Donor countries met only 25 percent of the global need for contraceptives in 2002, which include condoms, reports the United Nations Population Fund (UNFPA). Due to inadequate aid efforts by the United States and other donor countries, acute shortages of condoms have been contributing the rapid rise in HIV/AIDS cases in Africa and other parts of the developing world.
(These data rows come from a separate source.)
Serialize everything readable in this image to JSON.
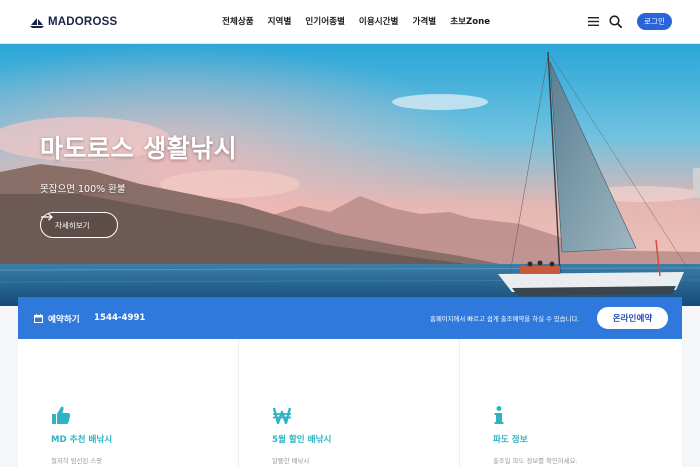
{
  "header": {
    "logo_text": "MADOROSS",
    "nav": [
      "전체상품",
      "지역별",
      "인기어종별",
      "이용시간별",
      "가격별",
      "초보Zone"
    ],
    "login_label": "로그인"
  },
  "hero": {
    "title": "마도로스 생활낚시",
    "subtitle": "못잡으면 100% 환불",
    "button_label": "자세히보기"
  },
  "booking": {
    "label": "예약하기",
    "phone": "1544-4991",
    "notice": "홈페이지에서 빠르고 쉽게 출조예약을 하실 수 있습니다.",
    "button_label": "온라인예약"
  },
  "cards": [
    {
      "icon": "thumbs-up-icon",
      "title": "MD 추천 배낚시",
      "desc": "철저히 엄선된 스팟"
    },
    {
      "icon": "won-icon",
      "title": "5월 할인 배낚시",
      "desc": "알뜰한 배낚시"
    },
    {
      "icon": "info-icon",
      "title": "파도 정보",
      "desc": "출조일 파도 정보를 확인하세요."
    }
  ],
  "colors": {
    "brand_navy": "#1b2447",
    "accent_blue": "#2b63d9",
    "booking_bar": "#2f78dc",
    "card_teal": "#2fb3c4"
  }
}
While advocating for abstinence-only HIV/AIDS prevention policies instead of a comprehensive HIV/AIDS prevention strategy, the Bush administration has withdrawn $34 million annually since July 2002 for the UNFPA, an international organization that has been providing contraceptives and reproductive health services to the poorest people in the developing world that are at the highest risk of contracting HIV/AIDS.
Although the Bush Administration has stated that it supports the "ABC" HIV prevention model, which stands for abstinence, be faithful and use condoms, the Administrationís global AIDS policy restricts one-third of its global HIV/AIDS prevention funding for abstinence-only promotion programs.
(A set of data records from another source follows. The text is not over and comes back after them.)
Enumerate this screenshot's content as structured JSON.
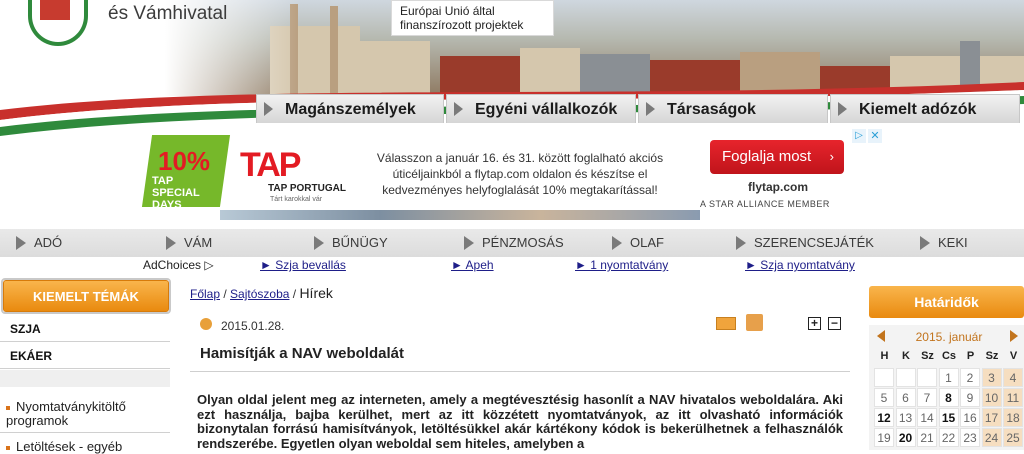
{
  "header": {
    "agency_name": "és Vámhivatal",
    "eu_notice": "Európai Unió által finanszírozott projektek"
  },
  "top_tabs": [
    {
      "label": "Magánszemélyek"
    },
    {
      "label": "Egyéni vállalkozók"
    },
    {
      "label": "Társaságok"
    },
    {
      "label": "Kiemelt adózók"
    }
  ],
  "ad": {
    "badge_percent": "10%",
    "badge_text": "TAP SPECIAL DAYS",
    "brand_logo": "TAP",
    "brand_name": "TAP PORTUGAL",
    "brand_tagline": "Tárt karokkal vár",
    "message": "Válasszon a január 16. és 31. között foglalható akciós úticéljainkból a flytap.com oldalon és készítse el kedvezményes helyfoglalását 10% megtakarítással!",
    "cta": "Foglalja most",
    "url": "flytap.com",
    "alliance": "A STAR ALLIANCE MEMBER"
  },
  "nav2": [
    {
      "label": "ADÓ"
    },
    {
      "label": "VÁM"
    },
    {
      "label": "BŰNÜGY"
    },
    {
      "label": "PÉNZMOSÁS"
    },
    {
      "label": "OLAF"
    },
    {
      "label": "SZERENCSEJÁTÉK"
    },
    {
      "label": "KEKI"
    }
  ],
  "adchoices": "AdChoices",
  "links3": [
    {
      "label": "► Szja bevallás"
    },
    {
      "label": "► Apeh"
    },
    {
      "label": "► 1 nyomtatvány"
    },
    {
      "label": "► Szja nyomtatvány"
    }
  ],
  "left_sidebar": {
    "header": "KIEMELT TÉMÁK",
    "items": [
      {
        "label": "SZJA"
      },
      {
        "label": "EKÁER"
      }
    ],
    "links": [
      {
        "label": "Nyomtatványkitöltő programok"
      },
      {
        "label": "Letöltések - egyéb"
      }
    ]
  },
  "main": {
    "breadcrumb": {
      "home": "Főlap",
      "section": "Sajtószoba",
      "current": "Hírek"
    },
    "date": "2015.01.28.",
    "title": "Hamisítják a NAV weboldalát",
    "body": "Olyan oldal jelent meg az interneten, amely a megtévesztésig hasonlít a NAV hivatalos weboldalára. Aki ezt használja, bajba kerülhet, mert az itt közzétett nyomtatványok, az itt olvasható információk bizonytalan forrású hamisítványok, letöltésükkel akár kártékony kódok is bekerülhetnek a felhasználók rendszerébe. Egyetlen olyan weboldal sem hiteles, amelyben a"
  },
  "right_sidebar": {
    "header": "Határidők",
    "calendar": {
      "title": "2015. január",
      "dow": [
        "H",
        "K",
        "Sz",
        "Cs",
        "P",
        "Sz",
        "V"
      ],
      "rows": [
        [
          "",
          "",
          "",
          "1",
          "2",
          "3",
          "4"
        ],
        [
          "5",
          "6",
          "7",
          "8",
          "9",
          "10",
          "11"
        ],
        [
          "12",
          "13",
          "14",
          "15",
          "16",
          "17",
          "18"
        ],
        [
          "19",
          "20",
          "21",
          "22",
          "23",
          "24",
          "25"
        ]
      ],
      "bold_days": [
        "8",
        "12",
        "15",
        "20"
      ]
    }
  }
}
10/30/2014 Medication Abortion Access Threatened by Oklahoma Court Ruling - An Oklahoma state district court judge has refused to block a state law restricting medication abortion, clearing the way for the law to go into affect on November 1.
The Oklahoma Coalition for Reproductive Justice, together with a local abortion clinic in Tulsa, challenged HB 2684 in September, arguing that the law was an unconstitutional restriction on non-surgical abortion in the earliest weeks of pregnancy. . . .
10/30/2014 UPS Switches Pregnant Worker Policy Ahead of Supreme Court Case - The United Parcel Service (UPS) is changing its policy on light duty assignments for pregnant workers, even though the company will stand by its refusal to extend accommodations to a former employee in an upcoming Supreme Court case.
UPS announced on Monday in a memo to employees, and in a brief filed with the US Supreme Court, that the company will begin offering temporary, light-duty positions to pregnant workers on January 1, 2015. . . .
10/30/2014 North Dakota Medical Students Speak Out Against Measure 1 - Medical students at the University of North Dakota School of Medicine and Health Sciences are asking North Dakotans to vote no on Measure 1, a personhood measure on the state ballot this fall.
The students issued published a letter in the Grand Forks Herald stating that they opposed Measure 1 in part because they are against "the government's taking control of the personal health care decisions of its citizens." Nearly 60 UND School of Medicine students signed the letter, citing concerns over the "very broad and ambiguous language" used in the proposed amendment, which has no regard for serious and life-threatening medical situations such as ectopic pregnancies.
Measure 1 would change the North Dakota state constitution to create an "inalienable right to life" for humans "at any stage of development" - including the moment of fertilization and conception. . . .